MADRID (Reuters) - Spain’s acting Prime Minister Mariano Rajoy said on Thursday he had accepted a mandate from the King to form a government although he warned he might fail and left open the date for a potential confidence vote in parliament.
Rajoy said he would now open a round of talks with other parties to try to convince them to vote for his conservative People’s Party.
Most of them declined to support plans for a conservative-led government in talks with the King on Thursday and earlier this week, however, leaving the PP with just 137 votes in parliament when 176 are needed to secure a majority.
“Spain needs a government now, this government should be headed by the PP and there is no alternative to this,” Rajoy told a news conference after meeting with King Felipe.

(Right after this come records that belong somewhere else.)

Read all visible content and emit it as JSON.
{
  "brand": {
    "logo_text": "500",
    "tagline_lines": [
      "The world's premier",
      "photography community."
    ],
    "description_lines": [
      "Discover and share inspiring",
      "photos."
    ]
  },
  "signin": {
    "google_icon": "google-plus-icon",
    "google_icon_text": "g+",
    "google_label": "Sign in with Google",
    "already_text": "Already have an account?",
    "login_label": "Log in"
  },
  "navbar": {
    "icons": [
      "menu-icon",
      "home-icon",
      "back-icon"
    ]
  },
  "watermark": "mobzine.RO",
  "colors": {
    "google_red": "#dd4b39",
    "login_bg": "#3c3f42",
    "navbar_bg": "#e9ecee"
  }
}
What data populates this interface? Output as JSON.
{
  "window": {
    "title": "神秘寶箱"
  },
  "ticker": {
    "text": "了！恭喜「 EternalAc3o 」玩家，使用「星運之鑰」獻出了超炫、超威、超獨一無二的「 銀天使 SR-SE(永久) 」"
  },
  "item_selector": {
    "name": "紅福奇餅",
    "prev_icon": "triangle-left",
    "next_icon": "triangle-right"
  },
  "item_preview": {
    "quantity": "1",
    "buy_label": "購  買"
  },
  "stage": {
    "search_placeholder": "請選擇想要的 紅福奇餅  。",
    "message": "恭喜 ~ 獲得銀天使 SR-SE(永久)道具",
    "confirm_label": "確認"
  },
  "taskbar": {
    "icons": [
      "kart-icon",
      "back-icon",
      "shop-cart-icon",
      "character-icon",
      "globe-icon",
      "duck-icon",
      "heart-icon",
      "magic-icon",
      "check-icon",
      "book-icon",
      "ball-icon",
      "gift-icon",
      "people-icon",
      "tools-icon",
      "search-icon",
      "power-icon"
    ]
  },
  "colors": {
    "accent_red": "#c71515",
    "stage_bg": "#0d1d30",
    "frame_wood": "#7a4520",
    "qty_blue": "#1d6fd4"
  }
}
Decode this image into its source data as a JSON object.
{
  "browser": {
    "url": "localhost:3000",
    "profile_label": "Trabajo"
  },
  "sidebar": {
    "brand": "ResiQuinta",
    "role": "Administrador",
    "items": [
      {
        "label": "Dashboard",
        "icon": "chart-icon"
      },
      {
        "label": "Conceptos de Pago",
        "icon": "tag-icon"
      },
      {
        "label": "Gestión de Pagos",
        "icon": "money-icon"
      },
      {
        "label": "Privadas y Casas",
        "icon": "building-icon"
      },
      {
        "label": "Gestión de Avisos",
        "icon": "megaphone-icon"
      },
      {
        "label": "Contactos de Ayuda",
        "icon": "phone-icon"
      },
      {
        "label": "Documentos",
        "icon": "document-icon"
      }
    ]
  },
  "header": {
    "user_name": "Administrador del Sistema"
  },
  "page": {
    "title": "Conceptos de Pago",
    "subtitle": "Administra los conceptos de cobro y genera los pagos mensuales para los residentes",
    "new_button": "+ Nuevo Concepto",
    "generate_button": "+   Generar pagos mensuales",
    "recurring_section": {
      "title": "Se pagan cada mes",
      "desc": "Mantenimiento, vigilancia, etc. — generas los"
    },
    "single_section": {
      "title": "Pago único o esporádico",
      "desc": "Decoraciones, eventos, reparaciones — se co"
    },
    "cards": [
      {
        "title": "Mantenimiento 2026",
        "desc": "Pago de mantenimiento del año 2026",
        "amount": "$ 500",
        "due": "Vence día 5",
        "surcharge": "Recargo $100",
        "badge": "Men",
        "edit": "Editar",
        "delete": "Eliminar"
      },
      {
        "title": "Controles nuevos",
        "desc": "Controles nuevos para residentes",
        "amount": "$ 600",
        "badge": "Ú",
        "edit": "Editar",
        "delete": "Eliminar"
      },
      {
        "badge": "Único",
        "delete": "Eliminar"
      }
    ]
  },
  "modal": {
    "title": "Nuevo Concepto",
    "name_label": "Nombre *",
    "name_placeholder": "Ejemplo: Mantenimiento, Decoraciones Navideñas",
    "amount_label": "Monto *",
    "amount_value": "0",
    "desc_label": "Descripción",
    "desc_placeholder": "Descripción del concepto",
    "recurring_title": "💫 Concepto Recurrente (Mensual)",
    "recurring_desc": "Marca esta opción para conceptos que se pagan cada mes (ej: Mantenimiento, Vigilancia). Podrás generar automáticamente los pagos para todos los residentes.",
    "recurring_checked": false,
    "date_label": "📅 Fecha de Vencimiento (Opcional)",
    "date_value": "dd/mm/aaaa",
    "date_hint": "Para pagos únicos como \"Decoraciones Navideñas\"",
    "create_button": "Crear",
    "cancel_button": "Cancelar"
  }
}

“I will try to form this government but not everything depends on me.”
National elections in December and June both resulted in hung parliaments, forcing the parties to try to negotiate their way to a viable coalition -- so far without success, despite four rounds of formal consultations with the king.
Insiders were hoping a deadline to pass a budget for 2017 by the end of September will concentrate minds.
But the left-leaning parties, the second-placed Socialists and Unidos Podemos (“Together We Can”), reiterated after the talks with the King that they would oppose Rajoy.
Liberal party Ciudadanos (“Citizens”), which came fourth in the June 26 election, said it would abstain in a confidence vote.
“We want to change Rajoy’s government and this is why we will vote ‘no’ in a confidence vote,” Socialist leader Pedro Sanchez told journalists.
Without backing or at least an abstention from the Socialists, Rajoy would find it almost impossible to secure a majority for a second term in office.
The conservative PP was the only one of the four main parties to win more seats in June than in December and Rajoy said that if he failed to win a stable majority, he would seek to run a minority government.
This would require other parties to initially abstain in a confidence vote and then each law would have to be negotiated on a case by case basis, starting with next year’s budget, which must be passed in time for an EU deadline in October.
“This period should not drag on in such a way that we would not be able to fulfill our European commitments, such as the spending limit, the deficit target and the budget,” Rajoy said.
“Before mid-October, this should be sent to Europe,”
Additional reporting by Sarah White; Editing by Catherine Evans